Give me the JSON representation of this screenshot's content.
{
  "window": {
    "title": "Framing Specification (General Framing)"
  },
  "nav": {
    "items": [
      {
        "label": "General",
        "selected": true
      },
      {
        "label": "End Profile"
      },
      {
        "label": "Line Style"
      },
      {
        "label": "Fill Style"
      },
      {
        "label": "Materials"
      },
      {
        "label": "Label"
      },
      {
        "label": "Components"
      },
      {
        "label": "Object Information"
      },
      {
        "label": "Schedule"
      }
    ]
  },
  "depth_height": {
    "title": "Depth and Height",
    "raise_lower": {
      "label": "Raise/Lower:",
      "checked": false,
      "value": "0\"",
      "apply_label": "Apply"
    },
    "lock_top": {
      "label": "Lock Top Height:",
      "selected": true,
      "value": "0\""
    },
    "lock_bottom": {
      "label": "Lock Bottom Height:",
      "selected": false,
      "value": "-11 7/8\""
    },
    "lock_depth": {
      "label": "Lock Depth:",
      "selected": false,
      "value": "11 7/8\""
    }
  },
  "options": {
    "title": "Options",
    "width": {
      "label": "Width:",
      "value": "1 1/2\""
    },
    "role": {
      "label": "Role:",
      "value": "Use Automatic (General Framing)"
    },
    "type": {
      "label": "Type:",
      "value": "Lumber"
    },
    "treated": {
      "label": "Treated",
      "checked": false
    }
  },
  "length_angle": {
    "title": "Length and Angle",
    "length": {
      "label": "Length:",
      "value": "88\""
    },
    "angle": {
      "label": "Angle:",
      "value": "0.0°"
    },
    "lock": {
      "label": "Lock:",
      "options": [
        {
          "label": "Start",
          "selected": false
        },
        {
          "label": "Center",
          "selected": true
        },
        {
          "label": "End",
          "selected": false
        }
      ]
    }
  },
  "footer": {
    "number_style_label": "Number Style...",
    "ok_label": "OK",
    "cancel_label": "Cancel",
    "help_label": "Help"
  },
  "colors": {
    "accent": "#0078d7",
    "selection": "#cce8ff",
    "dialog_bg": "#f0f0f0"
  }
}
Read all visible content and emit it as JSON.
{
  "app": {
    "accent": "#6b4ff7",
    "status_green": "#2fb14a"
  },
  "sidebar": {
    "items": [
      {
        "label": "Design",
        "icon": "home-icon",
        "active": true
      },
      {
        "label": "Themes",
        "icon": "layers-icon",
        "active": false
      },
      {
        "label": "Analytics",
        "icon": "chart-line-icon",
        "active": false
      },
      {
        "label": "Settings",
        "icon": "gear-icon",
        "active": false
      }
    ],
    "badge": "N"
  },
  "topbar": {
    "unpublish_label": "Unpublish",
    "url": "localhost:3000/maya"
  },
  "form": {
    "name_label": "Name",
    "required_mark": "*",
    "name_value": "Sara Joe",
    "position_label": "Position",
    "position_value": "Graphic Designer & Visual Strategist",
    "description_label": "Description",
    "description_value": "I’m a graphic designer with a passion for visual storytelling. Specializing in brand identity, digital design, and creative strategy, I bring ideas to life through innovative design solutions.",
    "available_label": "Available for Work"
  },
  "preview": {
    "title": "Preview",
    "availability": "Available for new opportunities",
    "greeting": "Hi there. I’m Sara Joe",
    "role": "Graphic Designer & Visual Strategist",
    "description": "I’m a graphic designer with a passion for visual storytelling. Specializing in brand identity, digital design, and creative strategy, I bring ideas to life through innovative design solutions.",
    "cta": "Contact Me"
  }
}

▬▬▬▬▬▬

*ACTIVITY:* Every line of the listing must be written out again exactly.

*SOLUTION:*
Give me the JSON representation of this screenshot's content.
{
  "window": {
    "title": "Framing Specification (General Framing)"
  },
  "nav": {
    "items": [
      {
        "label": "General",
        "selected": true
      },
      {
        "label": "End Profile"
      },
      {
        "label": "Line Style"
      },
      {
        "label": "Fill Style"
      },
      {
        "label": "Materials"
      },
      {
        "label": "Label"
      },
      {
        "label": "Components"
      },
      {
        "label": "Object Information"
      },
      {
        "label": "Schedule"
      }
    ]
  },
  "depth_height": {
    "title": "Depth and Height",
    "raise_lower": {
      "label": "Raise/Lower:",
      "checked": false,
      "value": "0\"",
      "apply_label": "Apply"
    },
    "lock_top": {
      "label": "Lock Top Height:",
      "selected": true,
      "value": "0\""
    },
    "lock_bottom": {
      "label": "Lock Bottom Height:",
      "selected": false,
      "value": "-11 7/8\""
    },
    "lock_depth": {
      "label": "Lock Depth:",
      "selected": false,
      "value": "11 7/8\""
    }
  },
  "options": {
    "title": "Options",
    "width": {
      "label": "Width:",
      "value": "1 1/2\""
    },
    "role": {
      "label": "Role:",
      "value": "Use Automatic (General Framing)"
    },
    "type": {
      "label": "Type:",
      "value": "Lumber"
    },
    "treated": {
      "label": "Treated",
      "checked": false
    }
  },
  "length_angle": {
    "title": "Length and Angle",
    "length": {
      "label": "Length:",
      "value": "88\""
    },
    "angle": {
      "label": "Angle:",
      "value": "0.0°"
    },
    "lock": {
      "label": "Lock:",
      "options": [
        {
          "label": "Start",
          "selected": false
        },
        {
          "label": "Center",
          "selected": true
        },
        {
          "label": "End",
          "selected": false
        }
      ]
    }
  },
  "footer": {
    "number_style_label": "Number Style...",
    "ok_label": "OK",
    "cancel_label": "Cancel",
    "help_label": "Help"
  },
  "colors": {
    "accent": "#0078d7",
    "selection": "#cce8ff",
    "dialog_bg": "#f0f0f0"
  }
}
Read all visible content and emit it as JSON.
{
  "app": {
    "accent": "#6b4ff7",
    "status_green": "#2fb14a"
  },
  "sidebar": {
    "items": [
      {
        "label": "Design",
        "icon": "home-icon",
        "active": true
      },
      {
        "label": "Themes",
        "icon": "layers-icon",
        "active": false
      },
      {
        "label": "Analytics",
        "icon": "chart-line-icon",
        "active": false
      },
      {
        "label": "Settings",
        "icon": "gear-icon",
        "active": false
      }
    ],
    "badge": "N"
  },
  "topbar": {
    "unpublish_label": "Unpublish",
    "url": "localhost:3000/maya"
  },
  "form": {
    "name_label": "Name",
    "required_mark": "*",
    "name_value": "Sara Joe",
    "position_label": "Position",
    "position_value": "Graphic Designer & Visual Strategist",
    "description_label": "Description",
    "description_value": "I’m a graphic designer with a passion for visual storytelling. Specializing in brand identity, digital design, and creative strategy, I bring ideas to life through innovative design solutions.",
    "available_label": "Available for Work"
  },
  "preview": {
    "title": "Preview",
    "availability": "Available for new opportunities",
    "greeting": "Hi there. I’m Sara Joe",
    "role": "Graphic Designer & Visual Strategist",
    "description": "I’m a graphic designer with a passion for visual storytelling. Specializing in brand identity, digital design, and creative strategy, I bring ideas to life through innovative design solutions.",
    "cta": "Contact Me"
  }
}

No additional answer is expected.